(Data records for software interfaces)
* * * *
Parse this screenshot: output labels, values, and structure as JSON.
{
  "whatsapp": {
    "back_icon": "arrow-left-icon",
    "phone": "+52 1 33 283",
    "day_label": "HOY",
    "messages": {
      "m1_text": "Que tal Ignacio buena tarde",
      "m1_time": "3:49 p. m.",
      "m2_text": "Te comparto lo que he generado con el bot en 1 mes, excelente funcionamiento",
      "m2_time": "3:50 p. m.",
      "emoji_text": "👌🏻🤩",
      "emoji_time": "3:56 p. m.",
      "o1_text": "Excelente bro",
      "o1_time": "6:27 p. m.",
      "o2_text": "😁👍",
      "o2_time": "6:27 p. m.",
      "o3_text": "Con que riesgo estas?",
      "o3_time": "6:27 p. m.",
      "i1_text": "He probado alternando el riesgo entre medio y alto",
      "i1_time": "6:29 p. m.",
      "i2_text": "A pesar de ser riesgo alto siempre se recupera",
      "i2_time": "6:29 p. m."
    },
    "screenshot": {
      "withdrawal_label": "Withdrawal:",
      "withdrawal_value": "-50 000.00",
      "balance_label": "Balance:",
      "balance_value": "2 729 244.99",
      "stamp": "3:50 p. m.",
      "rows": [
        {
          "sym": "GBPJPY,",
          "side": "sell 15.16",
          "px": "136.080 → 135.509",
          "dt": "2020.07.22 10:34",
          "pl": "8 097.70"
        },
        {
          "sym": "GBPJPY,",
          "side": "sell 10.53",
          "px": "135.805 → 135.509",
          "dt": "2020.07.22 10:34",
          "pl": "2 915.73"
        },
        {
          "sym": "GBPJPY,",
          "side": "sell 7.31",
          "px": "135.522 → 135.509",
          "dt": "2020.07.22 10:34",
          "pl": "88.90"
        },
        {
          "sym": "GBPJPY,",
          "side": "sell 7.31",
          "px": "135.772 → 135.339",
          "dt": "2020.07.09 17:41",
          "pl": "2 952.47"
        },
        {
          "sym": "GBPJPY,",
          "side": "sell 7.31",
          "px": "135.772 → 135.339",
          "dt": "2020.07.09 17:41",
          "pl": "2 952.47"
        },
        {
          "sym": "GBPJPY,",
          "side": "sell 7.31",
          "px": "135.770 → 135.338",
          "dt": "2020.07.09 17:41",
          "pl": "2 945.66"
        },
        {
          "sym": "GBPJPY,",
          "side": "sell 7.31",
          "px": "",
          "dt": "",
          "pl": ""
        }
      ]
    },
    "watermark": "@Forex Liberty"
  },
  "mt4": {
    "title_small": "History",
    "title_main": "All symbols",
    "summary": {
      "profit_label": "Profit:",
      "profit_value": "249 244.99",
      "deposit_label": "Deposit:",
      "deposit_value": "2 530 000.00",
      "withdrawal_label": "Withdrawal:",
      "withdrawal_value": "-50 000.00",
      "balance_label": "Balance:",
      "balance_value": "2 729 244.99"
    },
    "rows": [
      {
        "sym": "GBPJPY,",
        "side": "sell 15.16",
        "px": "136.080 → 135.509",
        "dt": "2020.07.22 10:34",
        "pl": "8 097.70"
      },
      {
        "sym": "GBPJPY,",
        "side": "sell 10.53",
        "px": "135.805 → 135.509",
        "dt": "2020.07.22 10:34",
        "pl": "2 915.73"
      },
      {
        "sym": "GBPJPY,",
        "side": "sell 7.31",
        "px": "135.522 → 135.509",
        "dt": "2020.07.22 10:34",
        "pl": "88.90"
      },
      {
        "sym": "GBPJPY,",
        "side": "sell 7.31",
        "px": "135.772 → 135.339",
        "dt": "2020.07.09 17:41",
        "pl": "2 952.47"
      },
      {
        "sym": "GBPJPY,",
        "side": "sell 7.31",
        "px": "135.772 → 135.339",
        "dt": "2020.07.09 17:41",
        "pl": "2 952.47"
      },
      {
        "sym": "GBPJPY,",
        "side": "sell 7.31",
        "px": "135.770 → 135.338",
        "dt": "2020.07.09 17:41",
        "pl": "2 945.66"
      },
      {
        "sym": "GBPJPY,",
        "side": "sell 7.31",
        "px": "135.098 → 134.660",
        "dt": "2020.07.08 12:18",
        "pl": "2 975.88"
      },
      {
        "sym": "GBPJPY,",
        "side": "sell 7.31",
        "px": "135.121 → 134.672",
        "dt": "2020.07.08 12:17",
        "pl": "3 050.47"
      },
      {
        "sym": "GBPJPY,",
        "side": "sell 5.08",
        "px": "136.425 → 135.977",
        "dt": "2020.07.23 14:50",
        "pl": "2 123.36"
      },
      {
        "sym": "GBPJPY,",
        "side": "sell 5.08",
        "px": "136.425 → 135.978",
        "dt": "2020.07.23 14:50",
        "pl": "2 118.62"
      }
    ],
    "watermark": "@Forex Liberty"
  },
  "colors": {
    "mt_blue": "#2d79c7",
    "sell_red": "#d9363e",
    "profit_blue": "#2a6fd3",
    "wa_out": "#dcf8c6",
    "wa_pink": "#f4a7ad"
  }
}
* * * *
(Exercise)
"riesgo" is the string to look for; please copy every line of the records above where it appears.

(Solution for this task)
      "o3_text": "Con que riesgo estas?",
      "i1_text": "He probado alternando el riesgo entre medio y alto",
      "i2_text": "A pesar de ser riesgo alto siempre se recupera",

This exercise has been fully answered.